> _Recorded data_:
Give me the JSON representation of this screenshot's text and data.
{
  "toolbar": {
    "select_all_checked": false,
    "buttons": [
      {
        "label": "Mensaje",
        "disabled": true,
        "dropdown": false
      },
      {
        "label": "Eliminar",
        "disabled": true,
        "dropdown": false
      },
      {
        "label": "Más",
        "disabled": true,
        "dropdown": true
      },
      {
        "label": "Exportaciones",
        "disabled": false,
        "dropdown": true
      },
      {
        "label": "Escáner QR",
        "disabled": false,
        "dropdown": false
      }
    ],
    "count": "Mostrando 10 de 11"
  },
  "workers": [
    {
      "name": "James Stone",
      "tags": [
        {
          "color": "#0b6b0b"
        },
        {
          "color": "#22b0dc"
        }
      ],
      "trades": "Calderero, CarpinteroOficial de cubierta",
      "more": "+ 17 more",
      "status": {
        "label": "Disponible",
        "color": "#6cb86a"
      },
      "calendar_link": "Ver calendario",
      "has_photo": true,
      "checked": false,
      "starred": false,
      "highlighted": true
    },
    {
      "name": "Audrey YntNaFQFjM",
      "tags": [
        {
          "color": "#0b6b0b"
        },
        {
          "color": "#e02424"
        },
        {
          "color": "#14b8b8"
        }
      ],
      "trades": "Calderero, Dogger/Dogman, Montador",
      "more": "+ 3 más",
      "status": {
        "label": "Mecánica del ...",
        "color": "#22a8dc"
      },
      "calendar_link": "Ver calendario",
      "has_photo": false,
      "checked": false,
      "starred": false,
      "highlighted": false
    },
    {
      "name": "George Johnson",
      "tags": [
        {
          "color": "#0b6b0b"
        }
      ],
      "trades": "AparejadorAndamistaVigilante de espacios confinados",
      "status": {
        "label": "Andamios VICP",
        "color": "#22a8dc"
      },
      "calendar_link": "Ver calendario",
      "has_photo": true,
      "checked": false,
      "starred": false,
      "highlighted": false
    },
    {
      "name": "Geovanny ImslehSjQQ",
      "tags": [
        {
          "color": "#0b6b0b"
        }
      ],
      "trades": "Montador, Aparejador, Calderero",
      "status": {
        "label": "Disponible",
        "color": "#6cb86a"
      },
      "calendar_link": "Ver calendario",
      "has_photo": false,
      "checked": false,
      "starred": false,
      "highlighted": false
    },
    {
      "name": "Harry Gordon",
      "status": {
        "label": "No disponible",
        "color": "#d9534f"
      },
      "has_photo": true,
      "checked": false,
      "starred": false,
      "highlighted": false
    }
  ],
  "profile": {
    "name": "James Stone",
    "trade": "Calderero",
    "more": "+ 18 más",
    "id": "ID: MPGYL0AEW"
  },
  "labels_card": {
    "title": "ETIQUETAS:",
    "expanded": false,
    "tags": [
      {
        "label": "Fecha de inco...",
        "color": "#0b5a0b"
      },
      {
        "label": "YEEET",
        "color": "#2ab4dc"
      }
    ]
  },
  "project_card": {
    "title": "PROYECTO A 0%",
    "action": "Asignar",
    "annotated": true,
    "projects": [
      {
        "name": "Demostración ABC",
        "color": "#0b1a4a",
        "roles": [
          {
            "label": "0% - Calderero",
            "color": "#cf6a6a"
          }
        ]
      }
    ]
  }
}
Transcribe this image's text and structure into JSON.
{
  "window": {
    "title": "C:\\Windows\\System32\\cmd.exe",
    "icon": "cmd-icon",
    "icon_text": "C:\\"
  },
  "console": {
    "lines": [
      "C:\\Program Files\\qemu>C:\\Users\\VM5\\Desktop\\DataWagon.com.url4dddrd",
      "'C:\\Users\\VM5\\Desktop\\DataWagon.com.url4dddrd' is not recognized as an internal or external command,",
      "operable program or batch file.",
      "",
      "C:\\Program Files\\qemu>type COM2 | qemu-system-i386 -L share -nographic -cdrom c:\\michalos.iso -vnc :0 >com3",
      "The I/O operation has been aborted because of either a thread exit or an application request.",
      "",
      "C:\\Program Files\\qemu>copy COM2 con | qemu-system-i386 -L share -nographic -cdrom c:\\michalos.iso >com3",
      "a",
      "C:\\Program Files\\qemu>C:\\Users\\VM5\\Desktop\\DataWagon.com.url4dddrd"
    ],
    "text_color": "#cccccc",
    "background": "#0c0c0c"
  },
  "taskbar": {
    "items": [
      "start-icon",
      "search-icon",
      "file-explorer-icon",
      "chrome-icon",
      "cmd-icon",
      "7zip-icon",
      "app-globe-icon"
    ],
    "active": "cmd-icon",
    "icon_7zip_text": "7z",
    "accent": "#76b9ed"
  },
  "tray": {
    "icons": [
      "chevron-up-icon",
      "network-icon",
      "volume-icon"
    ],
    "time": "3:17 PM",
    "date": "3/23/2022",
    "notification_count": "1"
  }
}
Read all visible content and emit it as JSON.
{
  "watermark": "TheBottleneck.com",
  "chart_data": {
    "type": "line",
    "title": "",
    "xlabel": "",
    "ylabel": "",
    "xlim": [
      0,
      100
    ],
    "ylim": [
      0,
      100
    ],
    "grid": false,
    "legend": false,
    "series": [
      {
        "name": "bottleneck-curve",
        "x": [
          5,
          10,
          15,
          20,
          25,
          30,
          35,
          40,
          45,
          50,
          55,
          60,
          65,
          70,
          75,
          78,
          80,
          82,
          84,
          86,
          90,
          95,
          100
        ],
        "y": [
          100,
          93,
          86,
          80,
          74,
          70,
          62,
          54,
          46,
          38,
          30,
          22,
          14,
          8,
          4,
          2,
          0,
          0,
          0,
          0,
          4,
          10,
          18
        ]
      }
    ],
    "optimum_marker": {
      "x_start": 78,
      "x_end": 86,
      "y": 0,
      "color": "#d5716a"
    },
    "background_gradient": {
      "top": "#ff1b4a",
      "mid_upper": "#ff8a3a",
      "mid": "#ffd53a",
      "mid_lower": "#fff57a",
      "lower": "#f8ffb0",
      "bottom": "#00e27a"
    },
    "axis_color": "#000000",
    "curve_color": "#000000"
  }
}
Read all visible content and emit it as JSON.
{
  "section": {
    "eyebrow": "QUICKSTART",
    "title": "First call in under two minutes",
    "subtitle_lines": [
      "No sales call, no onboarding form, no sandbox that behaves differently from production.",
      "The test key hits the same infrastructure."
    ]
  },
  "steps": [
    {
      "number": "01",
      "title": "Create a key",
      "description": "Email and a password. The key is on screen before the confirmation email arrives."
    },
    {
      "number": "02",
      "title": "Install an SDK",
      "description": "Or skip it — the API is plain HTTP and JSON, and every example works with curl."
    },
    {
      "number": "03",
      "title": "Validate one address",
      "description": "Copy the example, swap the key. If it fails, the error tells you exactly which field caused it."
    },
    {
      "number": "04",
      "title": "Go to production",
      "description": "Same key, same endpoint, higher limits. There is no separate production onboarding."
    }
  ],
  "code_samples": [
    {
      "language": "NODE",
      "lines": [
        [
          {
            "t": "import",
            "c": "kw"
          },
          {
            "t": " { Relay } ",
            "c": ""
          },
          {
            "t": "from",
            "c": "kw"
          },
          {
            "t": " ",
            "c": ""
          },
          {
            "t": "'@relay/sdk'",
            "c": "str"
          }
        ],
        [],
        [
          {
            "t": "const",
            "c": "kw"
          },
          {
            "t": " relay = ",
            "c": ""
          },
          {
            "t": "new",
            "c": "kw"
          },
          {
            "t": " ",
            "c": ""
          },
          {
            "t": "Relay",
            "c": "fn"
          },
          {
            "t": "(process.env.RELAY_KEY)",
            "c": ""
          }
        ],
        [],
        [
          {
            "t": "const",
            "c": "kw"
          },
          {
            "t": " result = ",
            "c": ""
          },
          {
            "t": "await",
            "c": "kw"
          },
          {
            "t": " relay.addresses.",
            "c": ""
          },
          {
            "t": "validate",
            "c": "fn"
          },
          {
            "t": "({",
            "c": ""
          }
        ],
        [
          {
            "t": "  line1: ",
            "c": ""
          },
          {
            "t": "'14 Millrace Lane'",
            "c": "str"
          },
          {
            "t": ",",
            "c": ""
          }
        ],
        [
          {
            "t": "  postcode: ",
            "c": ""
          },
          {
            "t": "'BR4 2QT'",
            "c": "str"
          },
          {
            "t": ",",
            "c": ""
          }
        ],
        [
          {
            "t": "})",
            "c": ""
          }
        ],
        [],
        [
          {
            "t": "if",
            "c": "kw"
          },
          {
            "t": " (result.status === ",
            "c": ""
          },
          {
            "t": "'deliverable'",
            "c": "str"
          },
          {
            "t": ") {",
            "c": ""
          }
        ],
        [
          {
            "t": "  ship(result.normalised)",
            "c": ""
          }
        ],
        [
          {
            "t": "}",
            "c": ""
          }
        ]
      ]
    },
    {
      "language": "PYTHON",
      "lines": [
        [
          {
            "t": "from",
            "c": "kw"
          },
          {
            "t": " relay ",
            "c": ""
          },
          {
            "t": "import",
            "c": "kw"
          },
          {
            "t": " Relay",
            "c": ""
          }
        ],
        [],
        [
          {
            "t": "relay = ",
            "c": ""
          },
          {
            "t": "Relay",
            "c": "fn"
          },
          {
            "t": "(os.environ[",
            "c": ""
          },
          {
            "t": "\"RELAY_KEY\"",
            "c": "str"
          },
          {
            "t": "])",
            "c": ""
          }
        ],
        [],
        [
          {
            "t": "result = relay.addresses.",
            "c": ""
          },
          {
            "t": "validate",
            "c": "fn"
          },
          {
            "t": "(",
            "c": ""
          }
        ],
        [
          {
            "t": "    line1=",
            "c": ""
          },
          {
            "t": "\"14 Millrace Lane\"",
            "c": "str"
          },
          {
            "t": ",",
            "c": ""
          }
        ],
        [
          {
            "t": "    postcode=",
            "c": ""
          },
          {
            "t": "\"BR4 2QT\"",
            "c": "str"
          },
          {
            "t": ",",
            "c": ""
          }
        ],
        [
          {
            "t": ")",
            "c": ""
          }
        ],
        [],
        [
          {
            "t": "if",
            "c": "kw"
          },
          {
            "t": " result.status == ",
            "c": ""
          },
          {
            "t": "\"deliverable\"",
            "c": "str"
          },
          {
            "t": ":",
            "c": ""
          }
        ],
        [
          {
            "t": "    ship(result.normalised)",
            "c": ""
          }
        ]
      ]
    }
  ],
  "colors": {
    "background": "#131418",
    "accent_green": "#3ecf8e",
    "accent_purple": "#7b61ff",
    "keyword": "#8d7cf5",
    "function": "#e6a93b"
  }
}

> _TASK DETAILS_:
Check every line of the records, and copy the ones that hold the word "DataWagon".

> _EXERCISE RESULT_:
      "C:\\Program Files\\qemu>C:\\Users\\VM5\\Desktop\\DataWagon.com.url4dddrd",
      "'C:\\Users\\VM5\\Desktop\\DataWagon.com.url4dddrd' is not recognized as an internal or external command,",
      "C:\\Program Files\\qemu>C:\\Users\\VM5\\Desktop\\DataWagon.com.url4dddrd"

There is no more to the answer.